Bullying behavior has become a major concern of every school district in America. This publication consists of 4 (8 1/2” X 11”) pages of information that identifies the major components of bullying behavior and describes the characteristics of the bully, the victim and the bystanders. Suggestions are given as to how to create a culture that effectively addresses the issues. Information is included that identifies what bullying is NOT.
Every day it is estimated that 160,000 children stay home from school for fear of being bullied. Bullying is a serious problem that does not just go away over time. It is not a typical stage or phase of development that will eventually go away; it a maladaptive way of dealing with unmet psychological needs. Punishment, suspension and expulsion will do little to change the aggression of a bully.
Aggressive and disruptive behavior in children underthe age of 8 is not classified as “bullying” behavior; it is considered to be “challenging behavior.” Young children are not identified as “bullies” due to the fact that their aggressive actions are not premeditated—they are a reaction to their immediate circumstances and not an intentional ploy to victimize or intimidate. Challenging behaviors are driven by unmet emotional and psychological needs.
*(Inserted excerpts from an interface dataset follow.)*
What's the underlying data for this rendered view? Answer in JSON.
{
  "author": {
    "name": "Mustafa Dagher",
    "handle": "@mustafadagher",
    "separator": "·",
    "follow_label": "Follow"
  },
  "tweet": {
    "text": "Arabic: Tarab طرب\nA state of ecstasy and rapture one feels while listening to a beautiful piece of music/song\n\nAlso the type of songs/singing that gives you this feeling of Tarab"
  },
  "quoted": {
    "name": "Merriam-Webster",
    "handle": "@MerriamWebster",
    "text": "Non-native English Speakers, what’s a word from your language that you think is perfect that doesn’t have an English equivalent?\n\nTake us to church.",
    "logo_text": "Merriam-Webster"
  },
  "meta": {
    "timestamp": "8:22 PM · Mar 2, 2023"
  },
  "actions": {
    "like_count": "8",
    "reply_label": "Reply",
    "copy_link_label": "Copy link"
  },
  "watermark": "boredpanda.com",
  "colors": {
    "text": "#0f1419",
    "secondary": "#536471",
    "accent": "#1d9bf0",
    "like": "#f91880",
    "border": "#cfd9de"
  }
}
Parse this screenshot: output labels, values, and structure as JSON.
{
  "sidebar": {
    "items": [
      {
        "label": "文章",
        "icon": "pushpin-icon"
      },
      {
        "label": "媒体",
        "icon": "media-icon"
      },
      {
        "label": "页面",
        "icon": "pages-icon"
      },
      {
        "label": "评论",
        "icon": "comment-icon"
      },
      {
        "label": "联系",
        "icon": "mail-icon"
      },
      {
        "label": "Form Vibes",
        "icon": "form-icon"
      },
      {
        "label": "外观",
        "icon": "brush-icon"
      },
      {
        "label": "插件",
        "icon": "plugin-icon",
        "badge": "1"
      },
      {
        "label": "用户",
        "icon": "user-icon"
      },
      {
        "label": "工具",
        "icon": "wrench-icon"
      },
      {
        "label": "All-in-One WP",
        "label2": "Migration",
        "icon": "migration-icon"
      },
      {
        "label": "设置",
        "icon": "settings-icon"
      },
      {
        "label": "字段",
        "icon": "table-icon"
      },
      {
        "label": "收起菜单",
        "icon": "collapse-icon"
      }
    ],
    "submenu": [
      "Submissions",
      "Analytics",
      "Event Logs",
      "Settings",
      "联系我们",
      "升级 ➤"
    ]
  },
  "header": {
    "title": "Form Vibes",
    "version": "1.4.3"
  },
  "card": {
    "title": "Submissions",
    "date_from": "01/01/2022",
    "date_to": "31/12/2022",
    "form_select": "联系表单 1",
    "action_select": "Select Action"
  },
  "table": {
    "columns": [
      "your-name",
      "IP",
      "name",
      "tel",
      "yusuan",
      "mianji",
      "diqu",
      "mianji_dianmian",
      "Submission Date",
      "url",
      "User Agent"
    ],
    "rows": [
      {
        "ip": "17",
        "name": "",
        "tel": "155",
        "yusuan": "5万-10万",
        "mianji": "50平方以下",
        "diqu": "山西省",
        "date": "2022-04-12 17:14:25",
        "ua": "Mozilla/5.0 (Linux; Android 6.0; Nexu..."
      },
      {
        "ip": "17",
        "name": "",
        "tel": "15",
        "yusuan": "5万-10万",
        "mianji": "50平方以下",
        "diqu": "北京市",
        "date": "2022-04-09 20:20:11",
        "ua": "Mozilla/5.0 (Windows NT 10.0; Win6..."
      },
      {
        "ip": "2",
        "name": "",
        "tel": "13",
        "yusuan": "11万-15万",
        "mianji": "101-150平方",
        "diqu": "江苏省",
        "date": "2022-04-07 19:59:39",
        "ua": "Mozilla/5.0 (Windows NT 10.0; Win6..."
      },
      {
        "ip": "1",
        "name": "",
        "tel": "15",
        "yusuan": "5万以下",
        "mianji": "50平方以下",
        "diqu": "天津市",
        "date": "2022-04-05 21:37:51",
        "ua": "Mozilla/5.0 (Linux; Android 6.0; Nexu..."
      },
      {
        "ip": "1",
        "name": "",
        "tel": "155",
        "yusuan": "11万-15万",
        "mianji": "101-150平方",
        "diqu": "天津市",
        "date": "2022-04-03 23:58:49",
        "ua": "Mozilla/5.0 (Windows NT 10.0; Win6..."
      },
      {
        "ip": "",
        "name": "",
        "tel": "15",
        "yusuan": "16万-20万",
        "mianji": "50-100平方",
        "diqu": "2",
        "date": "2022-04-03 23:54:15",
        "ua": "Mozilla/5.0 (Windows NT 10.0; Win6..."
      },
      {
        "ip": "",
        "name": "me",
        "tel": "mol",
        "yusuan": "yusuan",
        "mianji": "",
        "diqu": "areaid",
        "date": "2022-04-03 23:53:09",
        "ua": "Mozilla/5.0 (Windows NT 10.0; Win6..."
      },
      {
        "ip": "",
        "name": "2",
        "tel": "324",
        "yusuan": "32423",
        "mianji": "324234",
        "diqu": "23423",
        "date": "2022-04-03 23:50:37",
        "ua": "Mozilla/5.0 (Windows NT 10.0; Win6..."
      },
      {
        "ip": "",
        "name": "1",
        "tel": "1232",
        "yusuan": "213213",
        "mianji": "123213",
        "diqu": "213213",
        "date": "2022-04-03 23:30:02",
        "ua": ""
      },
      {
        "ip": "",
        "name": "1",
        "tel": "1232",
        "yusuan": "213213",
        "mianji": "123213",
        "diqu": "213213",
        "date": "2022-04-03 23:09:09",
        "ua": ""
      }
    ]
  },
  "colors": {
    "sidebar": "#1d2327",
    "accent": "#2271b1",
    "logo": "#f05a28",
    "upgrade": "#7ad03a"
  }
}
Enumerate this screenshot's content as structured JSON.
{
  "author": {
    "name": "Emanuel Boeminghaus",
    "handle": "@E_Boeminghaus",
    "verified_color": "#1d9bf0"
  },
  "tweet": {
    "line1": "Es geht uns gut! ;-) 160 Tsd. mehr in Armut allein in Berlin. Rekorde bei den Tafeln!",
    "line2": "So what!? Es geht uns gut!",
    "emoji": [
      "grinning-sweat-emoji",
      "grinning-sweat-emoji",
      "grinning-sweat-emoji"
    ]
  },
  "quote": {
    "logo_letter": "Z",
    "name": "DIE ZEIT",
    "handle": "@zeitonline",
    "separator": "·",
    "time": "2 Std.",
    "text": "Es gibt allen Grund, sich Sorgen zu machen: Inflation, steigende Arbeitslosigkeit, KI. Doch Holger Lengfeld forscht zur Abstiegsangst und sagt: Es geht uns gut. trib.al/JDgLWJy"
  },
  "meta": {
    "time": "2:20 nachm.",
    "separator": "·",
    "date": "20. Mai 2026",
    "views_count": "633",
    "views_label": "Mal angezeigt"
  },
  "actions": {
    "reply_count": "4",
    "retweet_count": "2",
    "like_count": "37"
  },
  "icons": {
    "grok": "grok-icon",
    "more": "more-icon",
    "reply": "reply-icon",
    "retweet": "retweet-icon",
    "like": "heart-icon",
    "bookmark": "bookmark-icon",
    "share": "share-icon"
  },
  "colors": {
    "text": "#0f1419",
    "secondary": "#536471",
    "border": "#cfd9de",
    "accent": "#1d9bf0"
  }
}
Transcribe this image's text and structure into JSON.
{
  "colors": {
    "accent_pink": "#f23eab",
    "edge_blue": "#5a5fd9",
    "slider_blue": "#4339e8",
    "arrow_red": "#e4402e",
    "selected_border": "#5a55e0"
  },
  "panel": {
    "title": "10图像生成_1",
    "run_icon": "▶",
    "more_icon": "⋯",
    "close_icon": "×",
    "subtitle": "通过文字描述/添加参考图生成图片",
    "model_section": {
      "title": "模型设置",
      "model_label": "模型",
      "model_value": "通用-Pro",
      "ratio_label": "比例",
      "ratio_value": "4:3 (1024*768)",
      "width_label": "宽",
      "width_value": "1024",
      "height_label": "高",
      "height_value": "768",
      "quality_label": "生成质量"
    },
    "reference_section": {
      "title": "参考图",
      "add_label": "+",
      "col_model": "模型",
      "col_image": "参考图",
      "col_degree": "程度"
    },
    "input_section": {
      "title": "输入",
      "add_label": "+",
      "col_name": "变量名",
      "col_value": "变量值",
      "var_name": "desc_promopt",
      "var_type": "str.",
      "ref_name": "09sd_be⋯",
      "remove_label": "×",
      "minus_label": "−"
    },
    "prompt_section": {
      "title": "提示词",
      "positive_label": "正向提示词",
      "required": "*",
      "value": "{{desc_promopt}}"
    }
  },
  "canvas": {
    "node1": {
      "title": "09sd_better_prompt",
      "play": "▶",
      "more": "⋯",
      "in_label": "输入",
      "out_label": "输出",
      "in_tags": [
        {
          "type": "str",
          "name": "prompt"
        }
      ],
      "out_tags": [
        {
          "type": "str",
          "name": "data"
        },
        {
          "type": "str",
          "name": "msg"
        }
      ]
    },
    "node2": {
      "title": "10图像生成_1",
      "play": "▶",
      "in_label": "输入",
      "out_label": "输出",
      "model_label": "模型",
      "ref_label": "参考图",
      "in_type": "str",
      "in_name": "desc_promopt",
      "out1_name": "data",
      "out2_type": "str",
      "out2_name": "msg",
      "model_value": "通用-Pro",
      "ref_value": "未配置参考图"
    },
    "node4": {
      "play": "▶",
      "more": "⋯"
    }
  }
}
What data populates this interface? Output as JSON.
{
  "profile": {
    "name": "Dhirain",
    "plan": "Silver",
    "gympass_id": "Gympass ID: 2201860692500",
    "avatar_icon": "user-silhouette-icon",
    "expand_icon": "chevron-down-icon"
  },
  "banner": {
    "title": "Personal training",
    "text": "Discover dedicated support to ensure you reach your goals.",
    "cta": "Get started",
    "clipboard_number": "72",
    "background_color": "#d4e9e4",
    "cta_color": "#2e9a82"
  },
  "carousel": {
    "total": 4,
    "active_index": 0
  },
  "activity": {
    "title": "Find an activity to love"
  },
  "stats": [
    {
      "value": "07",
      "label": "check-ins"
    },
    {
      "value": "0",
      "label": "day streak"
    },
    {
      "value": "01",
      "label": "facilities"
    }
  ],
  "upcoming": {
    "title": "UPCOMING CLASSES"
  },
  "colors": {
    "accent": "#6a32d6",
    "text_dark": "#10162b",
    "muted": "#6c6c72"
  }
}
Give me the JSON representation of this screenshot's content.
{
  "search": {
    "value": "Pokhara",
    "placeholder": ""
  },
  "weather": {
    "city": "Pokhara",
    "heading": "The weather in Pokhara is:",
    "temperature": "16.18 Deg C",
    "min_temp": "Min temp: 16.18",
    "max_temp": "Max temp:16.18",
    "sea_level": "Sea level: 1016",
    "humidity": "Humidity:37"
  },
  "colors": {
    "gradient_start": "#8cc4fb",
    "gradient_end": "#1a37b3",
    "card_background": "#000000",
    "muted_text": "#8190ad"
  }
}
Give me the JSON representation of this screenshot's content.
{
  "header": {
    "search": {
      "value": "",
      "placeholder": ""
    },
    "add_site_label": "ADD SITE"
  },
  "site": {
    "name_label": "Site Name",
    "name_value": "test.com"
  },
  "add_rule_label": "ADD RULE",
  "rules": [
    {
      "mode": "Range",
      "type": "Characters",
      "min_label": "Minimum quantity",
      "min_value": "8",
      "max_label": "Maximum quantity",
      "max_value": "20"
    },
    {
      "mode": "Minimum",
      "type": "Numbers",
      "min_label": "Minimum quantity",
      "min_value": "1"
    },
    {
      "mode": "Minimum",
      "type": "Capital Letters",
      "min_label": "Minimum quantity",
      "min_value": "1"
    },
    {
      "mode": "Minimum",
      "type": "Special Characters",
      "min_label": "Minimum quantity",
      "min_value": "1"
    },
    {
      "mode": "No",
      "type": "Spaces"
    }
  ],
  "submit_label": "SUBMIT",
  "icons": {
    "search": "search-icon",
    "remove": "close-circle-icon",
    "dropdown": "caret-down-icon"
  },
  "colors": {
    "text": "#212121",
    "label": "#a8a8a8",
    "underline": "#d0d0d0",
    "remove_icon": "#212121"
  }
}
By the age of 3, children with challenging behaviors can be easily identified.